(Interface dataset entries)
***
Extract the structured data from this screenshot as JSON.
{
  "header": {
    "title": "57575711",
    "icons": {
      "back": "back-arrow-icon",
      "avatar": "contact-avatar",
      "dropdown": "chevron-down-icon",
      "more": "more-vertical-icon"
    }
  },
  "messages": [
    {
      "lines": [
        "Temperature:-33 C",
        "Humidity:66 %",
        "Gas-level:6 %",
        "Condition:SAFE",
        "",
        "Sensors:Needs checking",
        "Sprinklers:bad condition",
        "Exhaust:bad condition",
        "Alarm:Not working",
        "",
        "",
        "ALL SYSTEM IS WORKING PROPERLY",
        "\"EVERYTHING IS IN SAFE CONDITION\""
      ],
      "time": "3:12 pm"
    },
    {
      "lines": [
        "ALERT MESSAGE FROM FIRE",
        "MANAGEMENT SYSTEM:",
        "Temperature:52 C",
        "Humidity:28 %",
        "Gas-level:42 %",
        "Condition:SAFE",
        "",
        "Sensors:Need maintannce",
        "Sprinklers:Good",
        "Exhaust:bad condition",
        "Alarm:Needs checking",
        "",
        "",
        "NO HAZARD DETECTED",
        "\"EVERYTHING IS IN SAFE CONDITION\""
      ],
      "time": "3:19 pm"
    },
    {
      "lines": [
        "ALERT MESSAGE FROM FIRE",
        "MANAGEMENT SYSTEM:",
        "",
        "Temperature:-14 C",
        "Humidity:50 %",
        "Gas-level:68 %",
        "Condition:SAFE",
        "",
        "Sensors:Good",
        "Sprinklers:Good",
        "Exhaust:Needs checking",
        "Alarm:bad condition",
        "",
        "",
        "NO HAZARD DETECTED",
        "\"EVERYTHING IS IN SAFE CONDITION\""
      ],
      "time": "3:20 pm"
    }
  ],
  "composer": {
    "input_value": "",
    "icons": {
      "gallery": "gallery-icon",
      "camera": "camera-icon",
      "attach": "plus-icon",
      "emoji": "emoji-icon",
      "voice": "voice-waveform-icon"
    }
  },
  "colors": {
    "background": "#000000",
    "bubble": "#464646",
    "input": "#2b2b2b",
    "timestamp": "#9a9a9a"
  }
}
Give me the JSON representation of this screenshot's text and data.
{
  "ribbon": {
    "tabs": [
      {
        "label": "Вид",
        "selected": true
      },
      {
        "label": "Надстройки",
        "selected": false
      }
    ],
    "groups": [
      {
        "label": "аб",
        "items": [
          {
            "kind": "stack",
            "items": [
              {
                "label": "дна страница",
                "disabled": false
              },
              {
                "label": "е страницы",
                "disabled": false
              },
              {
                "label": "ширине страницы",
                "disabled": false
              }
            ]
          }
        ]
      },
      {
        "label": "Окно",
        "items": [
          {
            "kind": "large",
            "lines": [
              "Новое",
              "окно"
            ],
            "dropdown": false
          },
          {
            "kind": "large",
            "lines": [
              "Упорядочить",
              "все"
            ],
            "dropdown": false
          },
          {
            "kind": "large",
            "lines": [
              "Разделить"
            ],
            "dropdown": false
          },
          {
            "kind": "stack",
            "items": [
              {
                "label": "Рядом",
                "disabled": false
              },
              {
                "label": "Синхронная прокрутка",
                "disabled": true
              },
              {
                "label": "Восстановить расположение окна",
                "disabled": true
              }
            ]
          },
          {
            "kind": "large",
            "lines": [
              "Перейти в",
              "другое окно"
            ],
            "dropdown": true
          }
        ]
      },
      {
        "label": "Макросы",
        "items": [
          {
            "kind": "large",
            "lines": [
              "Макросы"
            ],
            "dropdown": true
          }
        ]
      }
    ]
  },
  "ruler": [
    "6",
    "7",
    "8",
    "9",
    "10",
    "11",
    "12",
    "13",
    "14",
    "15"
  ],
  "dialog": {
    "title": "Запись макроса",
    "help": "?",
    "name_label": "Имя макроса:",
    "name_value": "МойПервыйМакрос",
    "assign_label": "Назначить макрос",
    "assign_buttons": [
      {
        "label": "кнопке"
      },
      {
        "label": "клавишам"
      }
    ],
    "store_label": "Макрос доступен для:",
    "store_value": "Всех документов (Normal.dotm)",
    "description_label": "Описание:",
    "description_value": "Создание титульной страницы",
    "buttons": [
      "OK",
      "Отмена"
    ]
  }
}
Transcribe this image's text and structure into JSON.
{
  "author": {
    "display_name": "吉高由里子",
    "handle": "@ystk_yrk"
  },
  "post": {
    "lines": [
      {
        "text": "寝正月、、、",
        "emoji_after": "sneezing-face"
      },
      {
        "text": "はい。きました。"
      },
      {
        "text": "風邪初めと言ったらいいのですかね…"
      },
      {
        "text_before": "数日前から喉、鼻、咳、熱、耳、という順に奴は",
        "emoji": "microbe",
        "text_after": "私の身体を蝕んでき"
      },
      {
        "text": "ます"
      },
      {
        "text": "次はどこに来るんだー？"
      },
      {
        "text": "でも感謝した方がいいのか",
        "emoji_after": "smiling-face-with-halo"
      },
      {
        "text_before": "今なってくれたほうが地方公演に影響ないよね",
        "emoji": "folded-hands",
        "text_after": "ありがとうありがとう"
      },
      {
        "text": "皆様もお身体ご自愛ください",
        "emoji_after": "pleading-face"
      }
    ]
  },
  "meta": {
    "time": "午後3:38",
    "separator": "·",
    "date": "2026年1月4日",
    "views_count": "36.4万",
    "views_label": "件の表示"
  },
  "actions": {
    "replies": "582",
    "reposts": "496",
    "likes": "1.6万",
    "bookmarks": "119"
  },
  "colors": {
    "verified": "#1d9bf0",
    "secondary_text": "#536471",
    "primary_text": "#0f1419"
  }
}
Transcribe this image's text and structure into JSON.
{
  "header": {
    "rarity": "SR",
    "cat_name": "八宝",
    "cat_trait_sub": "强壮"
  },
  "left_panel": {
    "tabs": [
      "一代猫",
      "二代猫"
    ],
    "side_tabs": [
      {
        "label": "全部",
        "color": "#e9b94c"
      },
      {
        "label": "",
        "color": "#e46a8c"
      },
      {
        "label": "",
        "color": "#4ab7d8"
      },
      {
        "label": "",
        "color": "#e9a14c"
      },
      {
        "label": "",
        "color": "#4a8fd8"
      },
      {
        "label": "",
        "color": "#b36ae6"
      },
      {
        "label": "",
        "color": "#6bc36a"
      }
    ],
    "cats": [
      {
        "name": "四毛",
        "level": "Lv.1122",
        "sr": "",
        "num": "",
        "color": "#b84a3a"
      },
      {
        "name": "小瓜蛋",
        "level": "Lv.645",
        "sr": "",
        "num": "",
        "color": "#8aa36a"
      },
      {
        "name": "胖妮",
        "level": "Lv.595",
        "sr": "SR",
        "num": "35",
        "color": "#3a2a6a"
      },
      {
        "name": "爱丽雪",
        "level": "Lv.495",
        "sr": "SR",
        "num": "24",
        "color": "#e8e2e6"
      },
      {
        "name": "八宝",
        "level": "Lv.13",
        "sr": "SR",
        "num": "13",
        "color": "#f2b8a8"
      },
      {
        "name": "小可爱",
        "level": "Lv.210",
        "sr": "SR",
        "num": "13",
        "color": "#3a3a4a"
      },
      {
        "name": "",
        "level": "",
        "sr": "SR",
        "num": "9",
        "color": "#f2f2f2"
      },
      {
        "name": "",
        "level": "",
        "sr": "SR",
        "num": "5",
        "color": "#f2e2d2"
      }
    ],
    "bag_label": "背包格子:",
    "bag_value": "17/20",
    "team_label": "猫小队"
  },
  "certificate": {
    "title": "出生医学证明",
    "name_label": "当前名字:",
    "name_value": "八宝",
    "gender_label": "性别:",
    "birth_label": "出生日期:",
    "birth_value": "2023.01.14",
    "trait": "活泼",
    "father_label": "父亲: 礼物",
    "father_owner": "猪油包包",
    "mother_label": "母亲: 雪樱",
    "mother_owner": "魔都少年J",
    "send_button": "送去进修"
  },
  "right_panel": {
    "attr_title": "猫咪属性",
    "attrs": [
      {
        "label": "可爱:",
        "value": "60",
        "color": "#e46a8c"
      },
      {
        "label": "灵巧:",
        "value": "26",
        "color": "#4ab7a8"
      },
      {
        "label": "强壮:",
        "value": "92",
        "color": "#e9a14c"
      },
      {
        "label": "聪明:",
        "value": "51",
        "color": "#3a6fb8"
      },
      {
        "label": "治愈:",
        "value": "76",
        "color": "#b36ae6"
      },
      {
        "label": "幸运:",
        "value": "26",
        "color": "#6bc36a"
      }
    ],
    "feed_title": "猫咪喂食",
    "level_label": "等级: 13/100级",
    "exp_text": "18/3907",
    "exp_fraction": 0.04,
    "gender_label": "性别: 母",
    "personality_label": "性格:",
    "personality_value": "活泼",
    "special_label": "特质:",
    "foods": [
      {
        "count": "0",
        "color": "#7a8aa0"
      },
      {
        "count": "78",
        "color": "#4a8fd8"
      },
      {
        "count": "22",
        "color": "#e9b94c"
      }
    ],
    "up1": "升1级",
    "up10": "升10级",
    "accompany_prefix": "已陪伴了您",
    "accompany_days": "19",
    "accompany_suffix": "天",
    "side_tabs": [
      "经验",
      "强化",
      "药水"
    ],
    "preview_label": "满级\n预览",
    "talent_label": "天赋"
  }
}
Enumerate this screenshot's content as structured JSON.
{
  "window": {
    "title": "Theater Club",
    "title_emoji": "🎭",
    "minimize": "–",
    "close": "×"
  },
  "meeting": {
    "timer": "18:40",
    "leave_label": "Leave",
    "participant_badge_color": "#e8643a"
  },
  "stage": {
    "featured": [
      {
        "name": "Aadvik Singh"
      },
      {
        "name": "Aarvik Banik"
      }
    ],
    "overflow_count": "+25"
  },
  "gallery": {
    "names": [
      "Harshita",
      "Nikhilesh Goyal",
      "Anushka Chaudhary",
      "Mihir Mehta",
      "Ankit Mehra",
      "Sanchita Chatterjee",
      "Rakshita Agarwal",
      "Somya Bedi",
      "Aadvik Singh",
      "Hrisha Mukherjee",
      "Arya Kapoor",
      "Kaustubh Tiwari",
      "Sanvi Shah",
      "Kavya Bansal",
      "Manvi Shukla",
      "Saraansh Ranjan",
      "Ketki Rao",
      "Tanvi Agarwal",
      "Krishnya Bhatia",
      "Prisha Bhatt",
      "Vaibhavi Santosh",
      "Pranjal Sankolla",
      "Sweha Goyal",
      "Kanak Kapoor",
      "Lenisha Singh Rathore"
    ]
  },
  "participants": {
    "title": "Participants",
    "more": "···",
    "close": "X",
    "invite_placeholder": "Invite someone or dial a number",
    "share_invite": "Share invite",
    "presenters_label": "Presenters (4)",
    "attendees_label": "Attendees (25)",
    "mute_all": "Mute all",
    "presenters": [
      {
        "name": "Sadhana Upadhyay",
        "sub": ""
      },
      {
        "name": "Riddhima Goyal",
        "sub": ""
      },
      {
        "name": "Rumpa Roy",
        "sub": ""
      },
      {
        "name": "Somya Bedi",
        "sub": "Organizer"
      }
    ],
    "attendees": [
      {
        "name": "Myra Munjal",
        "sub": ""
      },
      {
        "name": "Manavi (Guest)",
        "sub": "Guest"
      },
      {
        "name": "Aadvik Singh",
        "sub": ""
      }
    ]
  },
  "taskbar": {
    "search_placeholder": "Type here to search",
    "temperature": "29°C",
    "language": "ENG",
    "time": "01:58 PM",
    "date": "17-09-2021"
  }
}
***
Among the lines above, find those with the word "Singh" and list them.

▶ RESPONSE TO THIS EXERCISE:
        "name": "Aadvik Singh"
      "Aadvik Singh",
      "Lenisha Singh Rathore"
        "name": "Aadvik Singh",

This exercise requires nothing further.